Data records for software interfaces
┌──

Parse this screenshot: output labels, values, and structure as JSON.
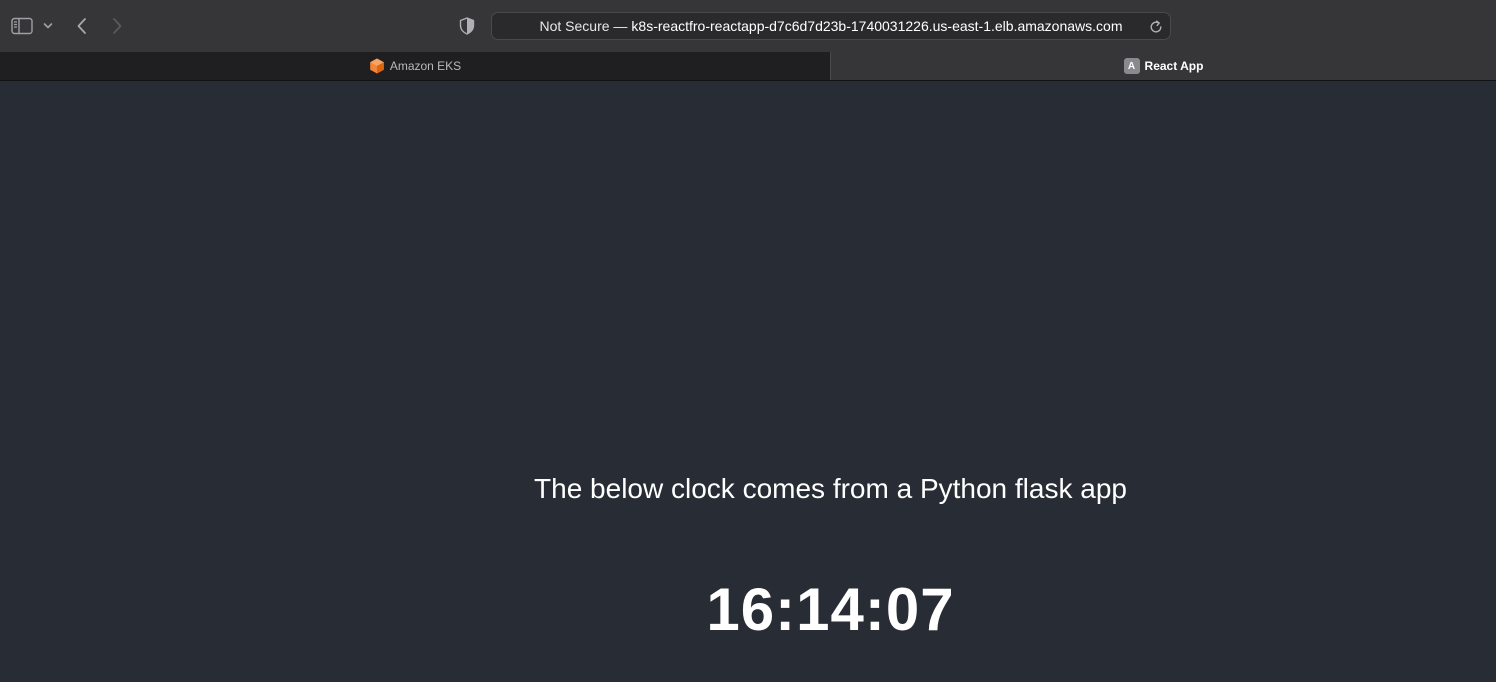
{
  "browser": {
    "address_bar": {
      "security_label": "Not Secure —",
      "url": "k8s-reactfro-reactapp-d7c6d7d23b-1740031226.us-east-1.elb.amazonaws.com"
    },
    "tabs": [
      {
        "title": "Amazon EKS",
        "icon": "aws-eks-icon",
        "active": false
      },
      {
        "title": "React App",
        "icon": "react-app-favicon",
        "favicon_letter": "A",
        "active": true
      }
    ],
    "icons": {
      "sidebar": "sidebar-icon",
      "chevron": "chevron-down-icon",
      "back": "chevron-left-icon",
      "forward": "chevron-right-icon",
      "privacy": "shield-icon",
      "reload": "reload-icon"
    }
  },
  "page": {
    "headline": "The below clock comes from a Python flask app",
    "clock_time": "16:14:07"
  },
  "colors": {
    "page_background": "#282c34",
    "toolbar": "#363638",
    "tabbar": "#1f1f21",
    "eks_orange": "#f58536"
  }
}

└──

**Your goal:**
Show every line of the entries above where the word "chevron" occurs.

**Result for this exercise:**
      "chevron": "chevron-down-icon",
      "back": "chevron-left-icon",
      "forward": "chevron-right-icon",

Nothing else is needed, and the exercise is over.